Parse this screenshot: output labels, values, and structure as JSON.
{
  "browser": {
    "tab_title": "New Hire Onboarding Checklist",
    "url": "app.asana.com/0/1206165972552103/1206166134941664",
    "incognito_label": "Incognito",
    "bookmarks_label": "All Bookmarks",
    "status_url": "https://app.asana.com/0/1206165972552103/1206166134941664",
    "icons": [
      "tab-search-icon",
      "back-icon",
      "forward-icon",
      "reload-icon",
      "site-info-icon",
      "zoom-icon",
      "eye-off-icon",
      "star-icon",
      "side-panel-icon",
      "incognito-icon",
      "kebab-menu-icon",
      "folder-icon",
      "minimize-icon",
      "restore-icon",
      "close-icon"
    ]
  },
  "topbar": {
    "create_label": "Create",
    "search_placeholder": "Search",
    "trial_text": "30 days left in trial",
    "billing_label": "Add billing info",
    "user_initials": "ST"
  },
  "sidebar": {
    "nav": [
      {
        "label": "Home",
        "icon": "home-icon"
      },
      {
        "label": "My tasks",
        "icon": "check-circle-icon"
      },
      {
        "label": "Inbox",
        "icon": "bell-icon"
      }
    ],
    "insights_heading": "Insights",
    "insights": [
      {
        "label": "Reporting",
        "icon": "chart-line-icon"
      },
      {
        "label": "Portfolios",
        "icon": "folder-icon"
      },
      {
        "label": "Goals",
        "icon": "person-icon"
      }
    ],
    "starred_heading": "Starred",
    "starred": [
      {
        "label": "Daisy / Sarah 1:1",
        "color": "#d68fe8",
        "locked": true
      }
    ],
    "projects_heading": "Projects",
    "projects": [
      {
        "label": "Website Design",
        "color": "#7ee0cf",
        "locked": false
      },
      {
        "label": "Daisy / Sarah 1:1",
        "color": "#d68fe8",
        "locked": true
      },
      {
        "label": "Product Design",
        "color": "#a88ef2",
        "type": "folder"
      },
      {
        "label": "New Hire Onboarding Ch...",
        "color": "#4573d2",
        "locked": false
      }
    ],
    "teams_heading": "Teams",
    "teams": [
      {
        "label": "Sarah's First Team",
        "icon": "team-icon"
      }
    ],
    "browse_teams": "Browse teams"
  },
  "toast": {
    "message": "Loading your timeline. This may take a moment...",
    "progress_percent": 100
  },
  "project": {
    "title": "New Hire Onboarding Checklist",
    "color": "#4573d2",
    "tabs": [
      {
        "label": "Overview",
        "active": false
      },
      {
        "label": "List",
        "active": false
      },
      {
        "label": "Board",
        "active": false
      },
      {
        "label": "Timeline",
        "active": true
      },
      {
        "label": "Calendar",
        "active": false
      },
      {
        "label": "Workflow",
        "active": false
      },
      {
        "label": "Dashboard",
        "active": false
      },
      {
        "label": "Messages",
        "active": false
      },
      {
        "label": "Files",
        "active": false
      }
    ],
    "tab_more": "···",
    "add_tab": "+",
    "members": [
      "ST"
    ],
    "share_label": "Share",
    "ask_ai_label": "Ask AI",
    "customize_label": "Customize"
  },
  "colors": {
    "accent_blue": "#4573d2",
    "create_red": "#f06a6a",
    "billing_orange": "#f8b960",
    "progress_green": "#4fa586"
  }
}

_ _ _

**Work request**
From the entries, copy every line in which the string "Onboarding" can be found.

**Expected answer**
    "tab_title": "New Hire Onboarding Checklist",
        "label": "New Hire Onboarding Ch...",
    "title": "New Hire Onboarding Checklist",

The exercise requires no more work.